== The records

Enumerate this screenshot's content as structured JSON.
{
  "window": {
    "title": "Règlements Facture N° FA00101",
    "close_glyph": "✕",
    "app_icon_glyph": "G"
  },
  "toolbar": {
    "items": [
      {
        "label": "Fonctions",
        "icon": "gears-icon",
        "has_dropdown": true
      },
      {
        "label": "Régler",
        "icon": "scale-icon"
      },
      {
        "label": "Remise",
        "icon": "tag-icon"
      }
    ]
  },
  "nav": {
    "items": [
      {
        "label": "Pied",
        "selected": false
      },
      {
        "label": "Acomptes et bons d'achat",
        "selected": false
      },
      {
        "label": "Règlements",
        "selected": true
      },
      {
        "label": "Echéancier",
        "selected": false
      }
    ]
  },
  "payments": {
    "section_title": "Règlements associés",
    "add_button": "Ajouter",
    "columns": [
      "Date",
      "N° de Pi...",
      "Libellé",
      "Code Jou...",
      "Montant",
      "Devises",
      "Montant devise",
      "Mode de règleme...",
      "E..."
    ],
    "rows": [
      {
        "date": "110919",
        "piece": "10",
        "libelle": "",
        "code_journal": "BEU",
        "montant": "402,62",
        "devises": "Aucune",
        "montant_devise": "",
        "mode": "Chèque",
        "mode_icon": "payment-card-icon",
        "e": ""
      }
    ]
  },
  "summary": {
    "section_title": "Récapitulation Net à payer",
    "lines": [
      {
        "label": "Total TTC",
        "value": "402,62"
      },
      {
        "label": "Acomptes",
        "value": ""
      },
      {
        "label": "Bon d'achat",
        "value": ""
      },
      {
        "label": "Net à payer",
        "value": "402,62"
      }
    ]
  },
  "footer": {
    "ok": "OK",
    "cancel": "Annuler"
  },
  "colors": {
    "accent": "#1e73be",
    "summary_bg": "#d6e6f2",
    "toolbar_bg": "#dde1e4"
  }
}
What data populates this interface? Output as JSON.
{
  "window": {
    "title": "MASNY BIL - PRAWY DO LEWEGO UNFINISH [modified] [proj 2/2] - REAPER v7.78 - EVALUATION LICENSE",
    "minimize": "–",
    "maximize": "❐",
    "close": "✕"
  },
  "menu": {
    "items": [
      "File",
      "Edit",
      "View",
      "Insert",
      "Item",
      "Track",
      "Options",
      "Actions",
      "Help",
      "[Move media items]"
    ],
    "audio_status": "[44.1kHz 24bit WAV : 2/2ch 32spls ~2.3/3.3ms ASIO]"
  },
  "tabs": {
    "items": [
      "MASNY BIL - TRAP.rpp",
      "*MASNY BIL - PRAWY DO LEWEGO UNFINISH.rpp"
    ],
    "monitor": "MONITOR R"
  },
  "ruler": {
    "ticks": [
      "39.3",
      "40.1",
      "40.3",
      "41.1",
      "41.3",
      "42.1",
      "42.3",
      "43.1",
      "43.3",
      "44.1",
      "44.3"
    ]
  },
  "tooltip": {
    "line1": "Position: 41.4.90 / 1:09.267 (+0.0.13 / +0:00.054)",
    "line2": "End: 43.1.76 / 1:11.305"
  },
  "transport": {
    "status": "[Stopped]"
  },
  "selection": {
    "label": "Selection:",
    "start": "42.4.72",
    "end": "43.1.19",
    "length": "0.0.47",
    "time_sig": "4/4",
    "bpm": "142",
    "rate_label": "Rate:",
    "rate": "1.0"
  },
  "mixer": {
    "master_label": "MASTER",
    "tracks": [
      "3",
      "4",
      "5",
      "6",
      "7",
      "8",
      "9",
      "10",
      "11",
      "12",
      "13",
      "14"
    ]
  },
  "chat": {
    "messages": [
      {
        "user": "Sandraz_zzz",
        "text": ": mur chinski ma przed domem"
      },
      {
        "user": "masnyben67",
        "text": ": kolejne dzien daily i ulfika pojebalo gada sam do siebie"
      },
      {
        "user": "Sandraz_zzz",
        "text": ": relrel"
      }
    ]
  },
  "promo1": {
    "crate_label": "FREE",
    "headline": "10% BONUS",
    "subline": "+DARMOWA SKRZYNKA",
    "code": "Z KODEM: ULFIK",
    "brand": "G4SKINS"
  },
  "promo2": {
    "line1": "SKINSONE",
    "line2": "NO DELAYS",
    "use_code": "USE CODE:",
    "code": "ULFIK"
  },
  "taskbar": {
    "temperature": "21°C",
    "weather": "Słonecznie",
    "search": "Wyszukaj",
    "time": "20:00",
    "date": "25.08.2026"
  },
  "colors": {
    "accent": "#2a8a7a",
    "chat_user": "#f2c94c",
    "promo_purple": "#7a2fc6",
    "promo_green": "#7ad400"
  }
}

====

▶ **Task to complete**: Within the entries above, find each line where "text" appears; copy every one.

▶ **The completed task**:
        "text": ": mur chinski ma przed domem"
        "text": ": kolejne dzien daily i ulfika pojebalo gada sam do siebie"
        "text": ": relrel"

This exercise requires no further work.